PROBLEM TO WORK ON:
Return every line of the entries that includes the word "поля".

----

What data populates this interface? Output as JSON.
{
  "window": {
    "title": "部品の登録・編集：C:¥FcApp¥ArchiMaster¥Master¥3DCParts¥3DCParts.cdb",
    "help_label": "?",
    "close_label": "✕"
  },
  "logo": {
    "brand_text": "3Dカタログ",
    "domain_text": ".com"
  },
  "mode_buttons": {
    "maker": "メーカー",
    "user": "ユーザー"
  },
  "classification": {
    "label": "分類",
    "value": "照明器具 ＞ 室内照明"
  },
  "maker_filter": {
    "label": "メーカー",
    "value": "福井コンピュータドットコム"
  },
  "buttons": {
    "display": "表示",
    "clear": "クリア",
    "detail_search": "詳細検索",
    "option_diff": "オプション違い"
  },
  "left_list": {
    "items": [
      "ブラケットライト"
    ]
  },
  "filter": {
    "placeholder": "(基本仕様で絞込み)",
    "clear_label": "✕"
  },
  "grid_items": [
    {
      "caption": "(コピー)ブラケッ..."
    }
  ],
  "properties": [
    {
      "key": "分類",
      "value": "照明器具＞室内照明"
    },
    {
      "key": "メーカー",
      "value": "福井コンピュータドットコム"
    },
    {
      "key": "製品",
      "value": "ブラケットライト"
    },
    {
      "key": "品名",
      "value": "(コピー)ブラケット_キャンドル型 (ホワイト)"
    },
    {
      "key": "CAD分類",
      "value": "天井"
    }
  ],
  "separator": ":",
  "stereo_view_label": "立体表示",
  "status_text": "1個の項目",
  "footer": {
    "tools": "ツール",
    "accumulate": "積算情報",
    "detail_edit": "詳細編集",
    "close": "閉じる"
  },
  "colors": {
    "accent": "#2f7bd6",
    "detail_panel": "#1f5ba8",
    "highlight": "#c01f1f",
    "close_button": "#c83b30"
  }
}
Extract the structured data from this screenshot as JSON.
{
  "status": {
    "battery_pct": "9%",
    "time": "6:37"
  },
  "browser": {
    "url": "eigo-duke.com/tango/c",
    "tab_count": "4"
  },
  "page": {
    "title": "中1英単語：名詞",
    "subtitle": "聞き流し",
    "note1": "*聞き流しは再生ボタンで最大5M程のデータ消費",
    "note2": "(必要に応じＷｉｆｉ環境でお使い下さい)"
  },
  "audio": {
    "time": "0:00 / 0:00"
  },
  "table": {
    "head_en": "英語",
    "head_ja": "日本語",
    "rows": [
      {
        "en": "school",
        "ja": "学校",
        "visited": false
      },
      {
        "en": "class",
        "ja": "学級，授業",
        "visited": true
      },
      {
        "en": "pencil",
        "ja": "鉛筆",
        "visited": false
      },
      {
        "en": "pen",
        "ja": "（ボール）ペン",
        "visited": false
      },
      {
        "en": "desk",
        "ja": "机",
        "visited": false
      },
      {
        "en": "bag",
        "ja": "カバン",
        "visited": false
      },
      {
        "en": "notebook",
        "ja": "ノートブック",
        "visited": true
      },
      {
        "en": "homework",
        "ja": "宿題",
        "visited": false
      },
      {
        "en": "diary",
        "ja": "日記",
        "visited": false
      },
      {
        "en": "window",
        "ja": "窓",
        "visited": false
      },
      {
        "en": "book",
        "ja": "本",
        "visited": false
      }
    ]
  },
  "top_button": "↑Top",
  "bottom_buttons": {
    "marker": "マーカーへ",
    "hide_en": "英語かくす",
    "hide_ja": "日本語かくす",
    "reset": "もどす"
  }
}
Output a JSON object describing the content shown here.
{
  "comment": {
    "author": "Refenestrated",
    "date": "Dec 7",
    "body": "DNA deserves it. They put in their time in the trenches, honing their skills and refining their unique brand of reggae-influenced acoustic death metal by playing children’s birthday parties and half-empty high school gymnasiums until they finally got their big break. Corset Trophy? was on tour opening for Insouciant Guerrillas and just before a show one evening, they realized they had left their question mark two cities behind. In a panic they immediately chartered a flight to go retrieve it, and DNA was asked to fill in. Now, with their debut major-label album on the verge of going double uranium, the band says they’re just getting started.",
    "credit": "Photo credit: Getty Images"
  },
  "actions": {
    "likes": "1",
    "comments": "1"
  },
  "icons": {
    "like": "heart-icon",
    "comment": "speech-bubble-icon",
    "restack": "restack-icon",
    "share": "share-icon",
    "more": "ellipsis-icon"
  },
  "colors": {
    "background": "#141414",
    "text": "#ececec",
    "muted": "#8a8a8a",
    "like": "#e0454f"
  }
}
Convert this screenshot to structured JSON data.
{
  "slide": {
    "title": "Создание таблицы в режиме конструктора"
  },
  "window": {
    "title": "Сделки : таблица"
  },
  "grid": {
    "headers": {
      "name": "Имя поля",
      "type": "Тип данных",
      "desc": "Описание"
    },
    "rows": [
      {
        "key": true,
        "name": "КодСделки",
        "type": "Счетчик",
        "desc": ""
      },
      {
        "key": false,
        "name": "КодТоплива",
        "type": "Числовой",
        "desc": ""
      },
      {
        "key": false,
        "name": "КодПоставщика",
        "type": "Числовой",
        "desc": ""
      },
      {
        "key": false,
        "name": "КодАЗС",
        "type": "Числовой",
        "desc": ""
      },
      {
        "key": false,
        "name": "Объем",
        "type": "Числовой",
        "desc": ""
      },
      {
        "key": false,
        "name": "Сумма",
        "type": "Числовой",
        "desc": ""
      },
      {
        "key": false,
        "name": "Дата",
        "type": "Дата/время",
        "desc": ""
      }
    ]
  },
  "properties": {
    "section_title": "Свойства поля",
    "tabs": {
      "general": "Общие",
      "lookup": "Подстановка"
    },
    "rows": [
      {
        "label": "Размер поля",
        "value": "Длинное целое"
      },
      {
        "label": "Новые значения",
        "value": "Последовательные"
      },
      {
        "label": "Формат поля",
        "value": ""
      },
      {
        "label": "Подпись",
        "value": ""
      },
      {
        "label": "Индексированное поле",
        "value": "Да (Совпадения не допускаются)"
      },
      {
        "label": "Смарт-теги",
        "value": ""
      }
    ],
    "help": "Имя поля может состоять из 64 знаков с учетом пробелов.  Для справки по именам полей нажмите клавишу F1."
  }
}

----

SOLUTION BELOW:
      "name": "Имя поля",
    "section_title": "Свойства поля",
        "label": "Размер поля",
        "label": "Формат поля",
    "help": "Имя поля может состоять из 64 знаков с учетом пробелов.  Для справки по именам полей нажмите клавишу F1."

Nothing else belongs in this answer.